The CDC recommends fruits, vegetables, whole grains, fat-free/Low-fat milk, lean meats: poultry & fish; beans, eggs and nuts; reduce saturated fats/trans-fats, cholesterol, salt, and added sugar. Zimmer (2012) states, “stay on the periphery of your supermarket, the middle contains processed food and periphery contains the fresh produce, dairy, and meats.” Stay within your daily caloric limit, which varies for each person & body type. Add some color to your plate: dark leafy greens, lean white meat, whole grains, and fruits make for a well rounded meal.

Think back to the old days when people did not have access to canned food and processed foods. I imagine their digestion and arteries were in much better shape. Processed foods were introduced in the 1910 and later in the century scientist realized those who could not afford or find fresh food (i.e. lower SES population, Native Americans) began to see negative health consequences. There is a chemical reaction in preserving food known as the Maillard reaction, which has negative consequences of the loss of vitamin C and B1 as well as the production of acrylamide. We know now that Native Americans are twice as likely to have diabetes than their Euro-American counterparts. Appalachia is also proportionately more effected than the average population. The Appalachian people are 1.4 times more likely to have diabetes. Individuals in the lower socio-economic status are more likely to fall victim to diabetes and cardiovascular disease.

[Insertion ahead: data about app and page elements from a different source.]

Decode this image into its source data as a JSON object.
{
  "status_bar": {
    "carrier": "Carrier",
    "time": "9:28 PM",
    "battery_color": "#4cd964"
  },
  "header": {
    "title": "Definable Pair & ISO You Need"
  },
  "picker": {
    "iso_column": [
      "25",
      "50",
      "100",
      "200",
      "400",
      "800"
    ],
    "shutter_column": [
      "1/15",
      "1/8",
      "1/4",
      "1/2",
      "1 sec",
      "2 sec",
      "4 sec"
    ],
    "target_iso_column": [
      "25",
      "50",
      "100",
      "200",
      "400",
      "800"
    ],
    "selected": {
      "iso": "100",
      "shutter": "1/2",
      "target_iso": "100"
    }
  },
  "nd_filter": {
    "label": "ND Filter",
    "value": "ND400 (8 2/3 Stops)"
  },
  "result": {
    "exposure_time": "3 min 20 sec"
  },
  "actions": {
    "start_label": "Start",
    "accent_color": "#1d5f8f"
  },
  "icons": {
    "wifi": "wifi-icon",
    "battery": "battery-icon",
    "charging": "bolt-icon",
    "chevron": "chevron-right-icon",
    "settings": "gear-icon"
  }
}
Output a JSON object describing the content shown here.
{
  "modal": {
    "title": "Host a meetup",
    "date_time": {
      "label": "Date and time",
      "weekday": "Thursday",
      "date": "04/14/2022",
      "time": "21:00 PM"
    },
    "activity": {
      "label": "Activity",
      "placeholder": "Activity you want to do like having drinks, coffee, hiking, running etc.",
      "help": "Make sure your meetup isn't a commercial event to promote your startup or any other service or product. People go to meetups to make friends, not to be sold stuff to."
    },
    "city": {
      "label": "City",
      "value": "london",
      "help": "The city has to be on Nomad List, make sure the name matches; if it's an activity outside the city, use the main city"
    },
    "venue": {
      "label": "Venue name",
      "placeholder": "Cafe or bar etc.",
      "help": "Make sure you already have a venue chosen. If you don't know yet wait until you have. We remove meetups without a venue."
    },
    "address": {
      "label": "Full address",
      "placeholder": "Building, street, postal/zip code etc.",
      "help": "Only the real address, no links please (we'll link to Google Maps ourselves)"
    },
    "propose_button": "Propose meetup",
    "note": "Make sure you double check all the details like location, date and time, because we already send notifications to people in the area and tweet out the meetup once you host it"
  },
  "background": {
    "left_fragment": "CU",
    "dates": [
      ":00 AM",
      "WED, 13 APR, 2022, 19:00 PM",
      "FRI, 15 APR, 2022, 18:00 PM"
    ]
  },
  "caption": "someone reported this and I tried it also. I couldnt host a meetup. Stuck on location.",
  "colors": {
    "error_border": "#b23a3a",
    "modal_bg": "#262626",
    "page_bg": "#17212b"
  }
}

Many of these people live in food deserts, lacking access to healthy fresh foods.  When you grow up eating fast food on a regular basis, you enter adulthood at a disadvantage. It is harder to learn to eat healthy if it was not taught to you as a child. Or maybe your family could not afford organic whole foods. This is one area of our lives where we can take control and choose to improve our health.

Eat fresh whole foods and reduce the risk of long-term health consequences. If that is not in your current budget, look into community food resources and community gardens and assess your priorities. In the long run, eating healthy will save you money due to improved health outcomes.

What if you’re not used to cooking whole foods? How can you learn and change your habits? During this pandemic you may have some extra time on your hands to try some new cooking techniques. Check out: and

It is important to consider what you eat. Eating sugar and carbs can cause us to gain weight, whereby cutting the calorie-dense, high-carb meals and sugar can help us lose weight. This also affects your metabolism. The more unnecessary food you eat, the more your body’s ability to process that food slows down. Next week we will discuss movement & exercise.